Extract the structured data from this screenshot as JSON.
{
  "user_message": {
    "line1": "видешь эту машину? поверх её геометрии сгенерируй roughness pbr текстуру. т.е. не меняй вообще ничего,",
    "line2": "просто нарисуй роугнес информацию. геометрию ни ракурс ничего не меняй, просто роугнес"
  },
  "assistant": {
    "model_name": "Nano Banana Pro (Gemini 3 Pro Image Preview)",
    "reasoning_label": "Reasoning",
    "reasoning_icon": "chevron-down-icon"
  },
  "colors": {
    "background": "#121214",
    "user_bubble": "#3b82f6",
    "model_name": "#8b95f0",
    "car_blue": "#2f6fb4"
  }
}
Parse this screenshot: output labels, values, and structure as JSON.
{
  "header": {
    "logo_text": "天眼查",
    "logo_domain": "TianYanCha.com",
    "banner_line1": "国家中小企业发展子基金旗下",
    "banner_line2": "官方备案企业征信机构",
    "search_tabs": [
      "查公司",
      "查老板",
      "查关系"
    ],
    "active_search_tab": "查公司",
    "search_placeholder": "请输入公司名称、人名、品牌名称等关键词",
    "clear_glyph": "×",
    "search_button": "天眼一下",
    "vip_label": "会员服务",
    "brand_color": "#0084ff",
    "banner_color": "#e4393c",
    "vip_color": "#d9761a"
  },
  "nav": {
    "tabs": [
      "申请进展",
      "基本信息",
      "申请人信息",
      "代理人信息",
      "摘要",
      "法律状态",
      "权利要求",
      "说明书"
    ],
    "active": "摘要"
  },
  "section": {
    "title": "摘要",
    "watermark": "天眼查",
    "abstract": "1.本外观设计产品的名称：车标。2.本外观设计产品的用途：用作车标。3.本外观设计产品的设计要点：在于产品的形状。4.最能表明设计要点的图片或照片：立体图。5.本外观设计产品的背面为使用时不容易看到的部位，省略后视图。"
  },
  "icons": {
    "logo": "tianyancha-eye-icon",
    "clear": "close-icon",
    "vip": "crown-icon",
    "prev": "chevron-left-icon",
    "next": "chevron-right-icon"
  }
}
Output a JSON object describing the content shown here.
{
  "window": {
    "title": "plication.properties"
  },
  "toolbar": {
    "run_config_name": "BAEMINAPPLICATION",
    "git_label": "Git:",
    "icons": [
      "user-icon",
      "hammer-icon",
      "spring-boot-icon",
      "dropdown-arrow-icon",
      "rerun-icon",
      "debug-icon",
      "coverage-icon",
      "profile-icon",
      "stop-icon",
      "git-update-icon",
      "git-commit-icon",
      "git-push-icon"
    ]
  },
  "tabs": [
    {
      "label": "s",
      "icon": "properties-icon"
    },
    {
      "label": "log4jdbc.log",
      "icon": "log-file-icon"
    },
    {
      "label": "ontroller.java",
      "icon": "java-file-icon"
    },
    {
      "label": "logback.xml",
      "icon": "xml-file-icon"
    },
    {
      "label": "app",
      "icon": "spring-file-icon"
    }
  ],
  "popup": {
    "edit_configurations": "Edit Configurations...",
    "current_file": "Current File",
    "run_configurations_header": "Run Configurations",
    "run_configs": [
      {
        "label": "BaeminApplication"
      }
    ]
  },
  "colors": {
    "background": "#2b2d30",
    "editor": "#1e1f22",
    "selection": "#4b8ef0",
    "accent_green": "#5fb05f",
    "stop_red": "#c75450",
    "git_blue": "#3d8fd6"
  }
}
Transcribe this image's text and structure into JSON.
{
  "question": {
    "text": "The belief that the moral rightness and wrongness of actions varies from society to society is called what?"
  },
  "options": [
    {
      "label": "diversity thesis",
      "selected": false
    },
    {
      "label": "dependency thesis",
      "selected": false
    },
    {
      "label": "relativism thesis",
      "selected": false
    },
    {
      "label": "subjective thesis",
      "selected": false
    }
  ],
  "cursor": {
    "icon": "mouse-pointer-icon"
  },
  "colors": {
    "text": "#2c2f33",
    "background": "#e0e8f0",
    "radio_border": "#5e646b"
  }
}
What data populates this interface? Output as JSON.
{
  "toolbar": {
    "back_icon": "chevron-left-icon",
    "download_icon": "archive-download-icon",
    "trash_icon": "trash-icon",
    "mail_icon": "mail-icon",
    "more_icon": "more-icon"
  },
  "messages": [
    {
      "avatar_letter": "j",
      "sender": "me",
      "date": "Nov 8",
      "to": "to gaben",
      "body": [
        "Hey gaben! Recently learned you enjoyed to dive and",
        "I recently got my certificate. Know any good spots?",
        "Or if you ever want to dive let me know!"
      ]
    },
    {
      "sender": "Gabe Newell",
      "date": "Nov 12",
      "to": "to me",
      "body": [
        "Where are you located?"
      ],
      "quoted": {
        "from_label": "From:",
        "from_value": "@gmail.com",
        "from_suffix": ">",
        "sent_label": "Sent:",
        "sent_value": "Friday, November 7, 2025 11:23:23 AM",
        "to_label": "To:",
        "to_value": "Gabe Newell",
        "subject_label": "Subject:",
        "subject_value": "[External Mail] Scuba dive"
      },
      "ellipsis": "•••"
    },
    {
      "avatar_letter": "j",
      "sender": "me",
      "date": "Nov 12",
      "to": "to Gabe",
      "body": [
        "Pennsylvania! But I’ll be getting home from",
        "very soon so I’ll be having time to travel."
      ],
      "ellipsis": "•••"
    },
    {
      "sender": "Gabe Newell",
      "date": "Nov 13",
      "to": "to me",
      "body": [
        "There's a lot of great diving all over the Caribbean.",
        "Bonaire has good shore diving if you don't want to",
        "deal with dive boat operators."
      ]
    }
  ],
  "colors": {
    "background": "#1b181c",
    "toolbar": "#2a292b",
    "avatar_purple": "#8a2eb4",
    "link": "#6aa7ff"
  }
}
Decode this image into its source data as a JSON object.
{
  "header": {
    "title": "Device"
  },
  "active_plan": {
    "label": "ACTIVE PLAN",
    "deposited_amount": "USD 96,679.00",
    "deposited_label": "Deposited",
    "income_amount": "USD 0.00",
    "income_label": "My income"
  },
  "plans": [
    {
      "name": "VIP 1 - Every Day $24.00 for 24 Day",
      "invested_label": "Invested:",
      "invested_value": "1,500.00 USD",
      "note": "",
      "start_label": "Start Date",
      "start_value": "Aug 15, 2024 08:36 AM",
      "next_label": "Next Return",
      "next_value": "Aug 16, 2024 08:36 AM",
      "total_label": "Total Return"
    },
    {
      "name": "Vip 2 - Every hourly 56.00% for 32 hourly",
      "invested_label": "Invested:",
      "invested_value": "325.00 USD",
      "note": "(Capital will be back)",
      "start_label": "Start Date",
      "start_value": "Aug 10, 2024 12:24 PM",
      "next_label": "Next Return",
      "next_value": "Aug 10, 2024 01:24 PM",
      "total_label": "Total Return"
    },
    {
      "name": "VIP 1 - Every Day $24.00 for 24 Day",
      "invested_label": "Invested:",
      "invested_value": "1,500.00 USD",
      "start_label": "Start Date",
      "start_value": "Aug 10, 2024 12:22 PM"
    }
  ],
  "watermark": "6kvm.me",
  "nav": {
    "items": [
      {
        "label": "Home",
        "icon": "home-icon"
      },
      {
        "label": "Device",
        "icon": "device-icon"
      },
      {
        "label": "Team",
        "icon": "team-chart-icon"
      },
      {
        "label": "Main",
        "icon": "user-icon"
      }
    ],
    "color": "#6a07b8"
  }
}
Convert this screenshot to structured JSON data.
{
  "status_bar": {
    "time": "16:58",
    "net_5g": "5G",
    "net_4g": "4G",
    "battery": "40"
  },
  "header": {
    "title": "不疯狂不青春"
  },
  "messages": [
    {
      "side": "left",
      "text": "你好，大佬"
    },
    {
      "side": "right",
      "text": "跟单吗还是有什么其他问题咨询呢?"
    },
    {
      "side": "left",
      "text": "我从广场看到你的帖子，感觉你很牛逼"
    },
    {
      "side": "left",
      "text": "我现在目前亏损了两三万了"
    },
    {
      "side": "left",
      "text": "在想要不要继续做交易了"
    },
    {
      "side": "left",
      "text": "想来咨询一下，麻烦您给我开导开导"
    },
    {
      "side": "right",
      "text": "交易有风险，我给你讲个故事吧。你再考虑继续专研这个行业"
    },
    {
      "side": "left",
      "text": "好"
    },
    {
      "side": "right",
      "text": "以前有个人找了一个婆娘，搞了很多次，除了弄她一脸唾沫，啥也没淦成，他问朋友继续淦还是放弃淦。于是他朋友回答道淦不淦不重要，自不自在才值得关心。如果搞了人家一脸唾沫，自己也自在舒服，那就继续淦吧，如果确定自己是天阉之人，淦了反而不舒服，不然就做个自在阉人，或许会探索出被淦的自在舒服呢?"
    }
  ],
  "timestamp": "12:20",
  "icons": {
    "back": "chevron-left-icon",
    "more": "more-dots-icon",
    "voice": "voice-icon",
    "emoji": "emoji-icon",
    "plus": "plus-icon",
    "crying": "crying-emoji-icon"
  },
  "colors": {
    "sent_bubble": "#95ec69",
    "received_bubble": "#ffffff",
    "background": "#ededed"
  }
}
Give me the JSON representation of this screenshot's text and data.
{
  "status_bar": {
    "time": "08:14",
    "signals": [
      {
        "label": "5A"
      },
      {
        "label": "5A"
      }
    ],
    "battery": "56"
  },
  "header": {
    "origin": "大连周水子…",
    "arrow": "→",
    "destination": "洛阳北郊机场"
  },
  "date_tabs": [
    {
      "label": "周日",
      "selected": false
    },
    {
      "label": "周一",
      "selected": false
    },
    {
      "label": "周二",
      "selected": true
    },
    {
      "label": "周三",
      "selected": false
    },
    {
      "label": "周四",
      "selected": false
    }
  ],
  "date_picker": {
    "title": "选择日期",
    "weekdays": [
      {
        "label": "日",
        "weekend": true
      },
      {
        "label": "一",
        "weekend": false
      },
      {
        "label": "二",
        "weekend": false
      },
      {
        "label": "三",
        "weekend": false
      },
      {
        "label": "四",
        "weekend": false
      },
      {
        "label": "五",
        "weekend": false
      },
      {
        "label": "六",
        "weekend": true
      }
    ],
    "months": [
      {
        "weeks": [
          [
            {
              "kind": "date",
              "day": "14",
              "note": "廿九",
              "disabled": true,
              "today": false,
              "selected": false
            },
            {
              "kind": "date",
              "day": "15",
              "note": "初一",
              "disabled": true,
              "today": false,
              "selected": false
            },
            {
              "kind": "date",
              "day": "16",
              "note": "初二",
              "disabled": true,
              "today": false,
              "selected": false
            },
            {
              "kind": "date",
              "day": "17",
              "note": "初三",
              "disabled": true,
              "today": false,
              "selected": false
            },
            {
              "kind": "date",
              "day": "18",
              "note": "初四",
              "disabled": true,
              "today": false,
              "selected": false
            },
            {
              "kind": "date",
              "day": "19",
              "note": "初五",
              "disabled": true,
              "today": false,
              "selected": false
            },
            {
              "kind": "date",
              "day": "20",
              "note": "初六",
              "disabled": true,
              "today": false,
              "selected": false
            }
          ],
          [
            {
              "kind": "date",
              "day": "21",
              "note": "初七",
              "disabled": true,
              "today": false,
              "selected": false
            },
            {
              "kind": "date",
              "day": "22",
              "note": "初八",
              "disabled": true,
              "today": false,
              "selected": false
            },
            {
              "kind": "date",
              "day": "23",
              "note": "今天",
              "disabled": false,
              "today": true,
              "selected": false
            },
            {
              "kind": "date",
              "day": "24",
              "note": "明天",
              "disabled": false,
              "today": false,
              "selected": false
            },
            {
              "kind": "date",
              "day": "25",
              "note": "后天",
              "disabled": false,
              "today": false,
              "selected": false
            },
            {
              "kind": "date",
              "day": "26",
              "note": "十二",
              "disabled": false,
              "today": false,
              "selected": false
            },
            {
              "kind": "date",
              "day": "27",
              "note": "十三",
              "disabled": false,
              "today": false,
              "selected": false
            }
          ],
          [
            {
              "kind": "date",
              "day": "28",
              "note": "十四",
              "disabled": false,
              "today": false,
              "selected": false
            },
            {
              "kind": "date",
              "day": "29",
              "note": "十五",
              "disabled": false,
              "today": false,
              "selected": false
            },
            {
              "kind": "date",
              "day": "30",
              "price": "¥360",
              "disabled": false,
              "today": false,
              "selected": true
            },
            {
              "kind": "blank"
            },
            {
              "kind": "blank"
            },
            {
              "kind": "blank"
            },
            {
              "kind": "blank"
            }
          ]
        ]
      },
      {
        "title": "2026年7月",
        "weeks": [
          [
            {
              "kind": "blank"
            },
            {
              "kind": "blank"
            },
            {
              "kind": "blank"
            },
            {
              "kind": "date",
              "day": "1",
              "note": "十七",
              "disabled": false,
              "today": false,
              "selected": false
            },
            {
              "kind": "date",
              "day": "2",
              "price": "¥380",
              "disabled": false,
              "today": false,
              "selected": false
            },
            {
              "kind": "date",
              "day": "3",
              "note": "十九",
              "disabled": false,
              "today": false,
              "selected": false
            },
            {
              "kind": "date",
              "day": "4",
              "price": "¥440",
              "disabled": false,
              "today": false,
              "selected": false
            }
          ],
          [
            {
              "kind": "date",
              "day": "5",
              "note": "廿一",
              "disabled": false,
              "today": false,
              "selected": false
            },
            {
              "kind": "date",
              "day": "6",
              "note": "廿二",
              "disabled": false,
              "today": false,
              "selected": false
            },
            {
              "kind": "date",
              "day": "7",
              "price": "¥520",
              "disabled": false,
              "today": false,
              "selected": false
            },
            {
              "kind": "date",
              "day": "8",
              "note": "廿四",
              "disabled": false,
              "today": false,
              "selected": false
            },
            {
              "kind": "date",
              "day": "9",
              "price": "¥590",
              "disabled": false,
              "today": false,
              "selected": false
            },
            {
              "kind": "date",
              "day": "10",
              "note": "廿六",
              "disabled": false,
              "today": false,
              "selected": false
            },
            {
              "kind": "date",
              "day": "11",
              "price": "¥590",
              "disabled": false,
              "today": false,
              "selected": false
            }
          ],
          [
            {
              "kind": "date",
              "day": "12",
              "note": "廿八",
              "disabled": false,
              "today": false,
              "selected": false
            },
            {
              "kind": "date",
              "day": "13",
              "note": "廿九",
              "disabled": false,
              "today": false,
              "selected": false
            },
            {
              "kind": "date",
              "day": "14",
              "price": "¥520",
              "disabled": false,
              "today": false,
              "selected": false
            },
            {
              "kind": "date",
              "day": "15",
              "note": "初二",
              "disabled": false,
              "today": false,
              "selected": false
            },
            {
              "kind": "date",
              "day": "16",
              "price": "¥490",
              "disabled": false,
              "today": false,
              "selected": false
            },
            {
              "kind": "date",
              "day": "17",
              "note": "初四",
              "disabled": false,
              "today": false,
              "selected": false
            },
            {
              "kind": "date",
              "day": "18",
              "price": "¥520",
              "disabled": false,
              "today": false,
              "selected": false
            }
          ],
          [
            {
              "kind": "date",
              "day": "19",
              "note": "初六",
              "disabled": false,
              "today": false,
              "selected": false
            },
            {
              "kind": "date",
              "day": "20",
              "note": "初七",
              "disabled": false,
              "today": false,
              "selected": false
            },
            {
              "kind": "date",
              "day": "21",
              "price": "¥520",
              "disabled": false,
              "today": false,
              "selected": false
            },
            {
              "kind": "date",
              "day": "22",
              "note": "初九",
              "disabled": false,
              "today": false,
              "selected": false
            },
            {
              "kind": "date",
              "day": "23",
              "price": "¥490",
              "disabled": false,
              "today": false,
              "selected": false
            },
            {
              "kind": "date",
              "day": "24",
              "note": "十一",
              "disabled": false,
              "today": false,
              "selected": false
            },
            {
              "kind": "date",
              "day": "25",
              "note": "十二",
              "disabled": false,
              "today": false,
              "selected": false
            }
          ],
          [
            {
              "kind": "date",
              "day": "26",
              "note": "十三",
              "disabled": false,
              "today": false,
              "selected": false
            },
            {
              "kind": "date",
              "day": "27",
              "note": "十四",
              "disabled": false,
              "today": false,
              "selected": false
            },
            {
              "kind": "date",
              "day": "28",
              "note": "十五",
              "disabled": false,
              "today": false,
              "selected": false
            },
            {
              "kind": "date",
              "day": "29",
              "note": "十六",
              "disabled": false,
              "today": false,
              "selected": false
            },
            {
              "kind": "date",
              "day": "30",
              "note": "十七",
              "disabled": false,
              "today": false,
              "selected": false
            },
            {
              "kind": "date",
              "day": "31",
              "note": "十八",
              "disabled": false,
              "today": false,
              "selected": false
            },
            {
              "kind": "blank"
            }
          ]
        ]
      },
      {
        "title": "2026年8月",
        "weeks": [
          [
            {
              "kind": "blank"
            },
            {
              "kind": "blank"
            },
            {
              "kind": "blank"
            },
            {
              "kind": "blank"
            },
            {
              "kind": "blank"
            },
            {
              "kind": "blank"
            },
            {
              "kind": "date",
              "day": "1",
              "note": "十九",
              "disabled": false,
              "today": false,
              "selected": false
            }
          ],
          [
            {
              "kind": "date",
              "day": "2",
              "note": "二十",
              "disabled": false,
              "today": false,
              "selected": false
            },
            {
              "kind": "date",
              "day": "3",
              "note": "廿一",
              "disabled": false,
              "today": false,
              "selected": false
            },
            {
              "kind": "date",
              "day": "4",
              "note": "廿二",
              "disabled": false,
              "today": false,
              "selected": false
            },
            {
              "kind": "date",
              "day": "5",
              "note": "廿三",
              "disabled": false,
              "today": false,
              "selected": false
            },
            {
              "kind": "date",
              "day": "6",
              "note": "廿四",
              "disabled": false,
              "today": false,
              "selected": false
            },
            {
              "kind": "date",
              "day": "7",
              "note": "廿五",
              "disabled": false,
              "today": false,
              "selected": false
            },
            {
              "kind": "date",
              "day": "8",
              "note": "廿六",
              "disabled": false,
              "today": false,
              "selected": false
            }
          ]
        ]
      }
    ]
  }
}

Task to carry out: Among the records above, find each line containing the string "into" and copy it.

Solution to this exercise:
Transcribe this image's text and structure into JSON.
Decode this image into its source data as a JSON object.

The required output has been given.